Location: Dlouhá 33, 110 00 Old Town, Prague 1, closest underground Namesti Republiky (Republic Square)
21. Have a Kofola or local beer at the Letna Beer Garden
Try locally brewed beer from an independent brewery or the Czech version of a Coca-Cola, which is slightly more aromatic and less sweet.
If you fancy, you can carry on walking all the way from Letna Park to Strahov Monastery (the top of the Prague Castle), Petrin Hil and Hunger Wall on the Smichov side of the town.
MORE GARDENS & PARKS TO EXPLORE
Location: Letna, Prague 7, easiest access (level walking) is from tram stop ‘Letenske Namesti’, trams 1, 6, 8, 12, 14, 25, 26
22. Visit the FataMorgana Greenhouse at the Troja Botanical Garden
A great day out, especially in winter or a cold day, as the greenhouse is nicely heated and warm. The greenhouses can be visited separately from the main botanical garden and the ticket cost 50 CZK.
It’s a bit of a hike from the bus stop at Troja Botanical Garden or ZOO, but it’s well worth it. The greenhouse has several rooms with different tropical plants, rare flowers and a fish aquarium.
Location: Trojská 800/196, 171 00 Praha-Troja
The last stop of 112, 234 buses from Nadrazi Holesovice (underground stop or tram stop)
23. Have a coffee at the Main Train Station

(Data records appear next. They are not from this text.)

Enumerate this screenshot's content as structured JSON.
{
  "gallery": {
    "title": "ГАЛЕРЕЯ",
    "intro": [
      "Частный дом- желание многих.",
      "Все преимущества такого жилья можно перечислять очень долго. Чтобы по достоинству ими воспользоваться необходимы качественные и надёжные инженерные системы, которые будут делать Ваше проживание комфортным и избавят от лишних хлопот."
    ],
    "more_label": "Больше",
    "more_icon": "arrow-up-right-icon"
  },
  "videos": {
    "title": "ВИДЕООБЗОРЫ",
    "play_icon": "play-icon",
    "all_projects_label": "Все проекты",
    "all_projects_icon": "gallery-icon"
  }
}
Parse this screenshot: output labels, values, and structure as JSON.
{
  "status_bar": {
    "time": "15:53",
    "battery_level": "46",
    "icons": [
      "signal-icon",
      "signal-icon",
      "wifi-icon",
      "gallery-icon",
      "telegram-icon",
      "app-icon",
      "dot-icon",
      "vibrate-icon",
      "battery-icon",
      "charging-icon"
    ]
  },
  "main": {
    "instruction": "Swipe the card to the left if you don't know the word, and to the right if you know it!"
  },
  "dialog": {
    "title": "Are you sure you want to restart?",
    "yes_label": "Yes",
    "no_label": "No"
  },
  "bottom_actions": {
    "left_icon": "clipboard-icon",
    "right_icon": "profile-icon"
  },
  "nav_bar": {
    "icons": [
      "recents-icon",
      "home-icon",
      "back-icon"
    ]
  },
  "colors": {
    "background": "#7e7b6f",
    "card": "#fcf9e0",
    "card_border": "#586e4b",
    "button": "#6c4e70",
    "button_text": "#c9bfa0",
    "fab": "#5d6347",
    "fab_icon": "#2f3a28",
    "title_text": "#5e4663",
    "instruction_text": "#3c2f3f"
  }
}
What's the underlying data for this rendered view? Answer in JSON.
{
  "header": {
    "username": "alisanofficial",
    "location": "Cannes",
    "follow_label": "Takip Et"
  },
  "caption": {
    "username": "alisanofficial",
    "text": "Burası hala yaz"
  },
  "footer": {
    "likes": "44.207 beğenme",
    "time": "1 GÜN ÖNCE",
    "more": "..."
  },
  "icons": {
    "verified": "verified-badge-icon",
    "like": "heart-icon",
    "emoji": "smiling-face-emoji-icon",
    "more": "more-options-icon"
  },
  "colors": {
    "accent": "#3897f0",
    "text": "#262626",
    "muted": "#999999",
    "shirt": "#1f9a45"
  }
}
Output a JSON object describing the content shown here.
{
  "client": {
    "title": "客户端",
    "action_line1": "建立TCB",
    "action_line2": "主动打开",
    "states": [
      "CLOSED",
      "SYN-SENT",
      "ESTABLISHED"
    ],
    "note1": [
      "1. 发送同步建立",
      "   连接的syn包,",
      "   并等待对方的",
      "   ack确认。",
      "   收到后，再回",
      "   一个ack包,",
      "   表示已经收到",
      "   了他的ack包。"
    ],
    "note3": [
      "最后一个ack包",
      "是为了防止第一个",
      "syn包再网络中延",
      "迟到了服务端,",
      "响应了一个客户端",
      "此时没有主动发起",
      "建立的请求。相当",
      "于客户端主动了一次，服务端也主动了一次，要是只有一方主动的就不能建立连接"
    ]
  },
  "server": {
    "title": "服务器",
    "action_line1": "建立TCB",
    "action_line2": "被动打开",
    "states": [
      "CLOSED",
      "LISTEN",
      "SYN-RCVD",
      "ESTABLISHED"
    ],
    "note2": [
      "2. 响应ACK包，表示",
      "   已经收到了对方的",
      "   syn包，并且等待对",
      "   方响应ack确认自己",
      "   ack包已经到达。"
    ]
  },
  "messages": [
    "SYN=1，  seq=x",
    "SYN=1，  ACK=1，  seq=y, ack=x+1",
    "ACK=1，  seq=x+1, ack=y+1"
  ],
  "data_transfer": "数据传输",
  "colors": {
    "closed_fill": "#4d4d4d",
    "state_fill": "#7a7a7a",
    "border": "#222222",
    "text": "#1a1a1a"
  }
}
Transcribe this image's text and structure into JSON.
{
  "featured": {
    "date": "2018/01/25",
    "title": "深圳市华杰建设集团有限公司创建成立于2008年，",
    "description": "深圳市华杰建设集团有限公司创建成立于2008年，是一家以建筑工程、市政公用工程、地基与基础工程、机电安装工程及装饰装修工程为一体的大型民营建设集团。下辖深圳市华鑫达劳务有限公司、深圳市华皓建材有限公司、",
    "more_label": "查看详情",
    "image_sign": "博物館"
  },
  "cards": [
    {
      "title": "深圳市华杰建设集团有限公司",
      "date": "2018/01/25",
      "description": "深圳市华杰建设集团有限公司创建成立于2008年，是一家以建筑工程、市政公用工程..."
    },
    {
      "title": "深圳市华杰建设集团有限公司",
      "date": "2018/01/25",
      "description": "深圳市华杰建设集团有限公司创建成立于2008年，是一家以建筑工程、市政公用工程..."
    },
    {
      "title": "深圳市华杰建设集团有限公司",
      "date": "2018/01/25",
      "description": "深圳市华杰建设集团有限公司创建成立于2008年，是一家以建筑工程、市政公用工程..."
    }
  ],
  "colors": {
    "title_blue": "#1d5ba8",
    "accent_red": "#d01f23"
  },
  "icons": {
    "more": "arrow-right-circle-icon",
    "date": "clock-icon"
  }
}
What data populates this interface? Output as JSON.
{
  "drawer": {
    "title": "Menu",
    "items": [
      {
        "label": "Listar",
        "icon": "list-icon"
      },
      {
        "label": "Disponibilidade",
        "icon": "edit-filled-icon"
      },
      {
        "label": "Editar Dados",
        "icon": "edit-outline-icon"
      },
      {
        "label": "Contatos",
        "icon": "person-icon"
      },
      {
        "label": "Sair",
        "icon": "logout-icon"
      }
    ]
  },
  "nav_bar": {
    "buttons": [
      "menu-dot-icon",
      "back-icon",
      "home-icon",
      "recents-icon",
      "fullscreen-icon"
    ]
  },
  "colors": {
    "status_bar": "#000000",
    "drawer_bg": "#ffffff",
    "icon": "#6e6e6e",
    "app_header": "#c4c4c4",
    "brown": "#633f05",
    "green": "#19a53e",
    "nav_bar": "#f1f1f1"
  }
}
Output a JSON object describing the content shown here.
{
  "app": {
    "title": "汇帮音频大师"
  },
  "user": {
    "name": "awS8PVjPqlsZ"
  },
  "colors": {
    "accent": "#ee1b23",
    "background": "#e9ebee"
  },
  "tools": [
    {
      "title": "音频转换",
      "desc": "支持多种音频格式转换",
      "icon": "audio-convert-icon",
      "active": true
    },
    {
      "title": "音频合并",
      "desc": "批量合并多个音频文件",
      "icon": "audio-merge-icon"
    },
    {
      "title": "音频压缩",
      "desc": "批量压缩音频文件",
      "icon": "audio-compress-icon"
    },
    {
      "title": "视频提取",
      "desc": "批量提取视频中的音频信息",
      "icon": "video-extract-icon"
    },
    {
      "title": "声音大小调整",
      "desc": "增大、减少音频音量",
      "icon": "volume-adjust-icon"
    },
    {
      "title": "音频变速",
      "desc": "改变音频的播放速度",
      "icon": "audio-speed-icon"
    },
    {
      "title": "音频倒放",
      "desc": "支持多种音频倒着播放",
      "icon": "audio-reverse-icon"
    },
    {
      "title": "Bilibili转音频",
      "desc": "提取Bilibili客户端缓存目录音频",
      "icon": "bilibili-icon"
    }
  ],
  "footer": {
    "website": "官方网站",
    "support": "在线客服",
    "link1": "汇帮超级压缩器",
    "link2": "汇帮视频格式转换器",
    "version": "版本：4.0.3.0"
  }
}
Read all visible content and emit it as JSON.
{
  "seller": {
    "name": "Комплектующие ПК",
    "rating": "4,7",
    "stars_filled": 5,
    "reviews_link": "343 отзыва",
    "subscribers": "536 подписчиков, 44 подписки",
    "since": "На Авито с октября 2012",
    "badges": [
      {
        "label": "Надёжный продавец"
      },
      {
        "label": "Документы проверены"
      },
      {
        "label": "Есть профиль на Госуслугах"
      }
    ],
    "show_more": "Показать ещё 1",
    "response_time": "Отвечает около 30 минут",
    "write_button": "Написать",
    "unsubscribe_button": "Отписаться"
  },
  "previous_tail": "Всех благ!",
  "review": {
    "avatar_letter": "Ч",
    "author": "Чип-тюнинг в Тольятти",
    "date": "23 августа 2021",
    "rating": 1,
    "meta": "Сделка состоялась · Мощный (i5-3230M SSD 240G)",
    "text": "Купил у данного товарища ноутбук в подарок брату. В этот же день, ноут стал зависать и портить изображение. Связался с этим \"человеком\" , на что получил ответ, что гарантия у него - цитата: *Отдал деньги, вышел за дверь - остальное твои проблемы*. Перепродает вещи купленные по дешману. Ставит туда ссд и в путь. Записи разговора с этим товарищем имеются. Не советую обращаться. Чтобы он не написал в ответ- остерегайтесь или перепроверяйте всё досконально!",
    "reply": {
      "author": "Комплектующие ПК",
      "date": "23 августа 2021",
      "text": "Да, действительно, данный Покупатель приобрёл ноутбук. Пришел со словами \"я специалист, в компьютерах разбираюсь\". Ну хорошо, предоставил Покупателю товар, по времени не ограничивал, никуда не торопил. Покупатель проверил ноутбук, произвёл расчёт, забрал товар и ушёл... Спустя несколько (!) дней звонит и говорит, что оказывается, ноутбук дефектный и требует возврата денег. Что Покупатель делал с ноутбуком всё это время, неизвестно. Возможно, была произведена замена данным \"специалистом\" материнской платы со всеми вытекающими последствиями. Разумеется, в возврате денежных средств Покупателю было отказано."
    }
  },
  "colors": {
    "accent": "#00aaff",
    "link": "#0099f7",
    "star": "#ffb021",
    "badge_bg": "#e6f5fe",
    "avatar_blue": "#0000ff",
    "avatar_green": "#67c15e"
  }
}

Go up the steps to the old part of the Hlavni Nadrazi train station, which is one of the main train stations in Prague, to explore what the building looked like when it opened back at the end of 19 century.
One side of the ticket booths now hosts a coffee shop and there is also a communal piano, that’s often used by locals to practice.
Location – Wilsonova Street 80, Prague 1, underground & tram station ‘Hlavni Nadrazi’, trams no. 1, 2, 5, 6, 7, 9, 14, 23, 25, 26 (walk across the park)
24. Go to a concert at the O2 arena
While in Prague, do check out the main concert areas, such as the O2 arena for any concerts you might like.
You’ll be pleasantly surprised that the tickets are very favourably priced and the venue not as huge as in London or other big cities in Europe. International stars regularly include Prague on their European tours, so it’s definitely worth checking out.
I was lucky enough to see Elton John’s Farewell Tour there with my mum, and it was a great night out!
Location: Českomoravská 2345/17, 190 00 Praha 9
STAY IN TOUCH
Hope this blog post inspires you and as ever I’d love to what you think! Let me know in the comments below or catch up with me over on Instagram.
This blog post was originally written on 14 October 2021 and last updated on 10 January 2023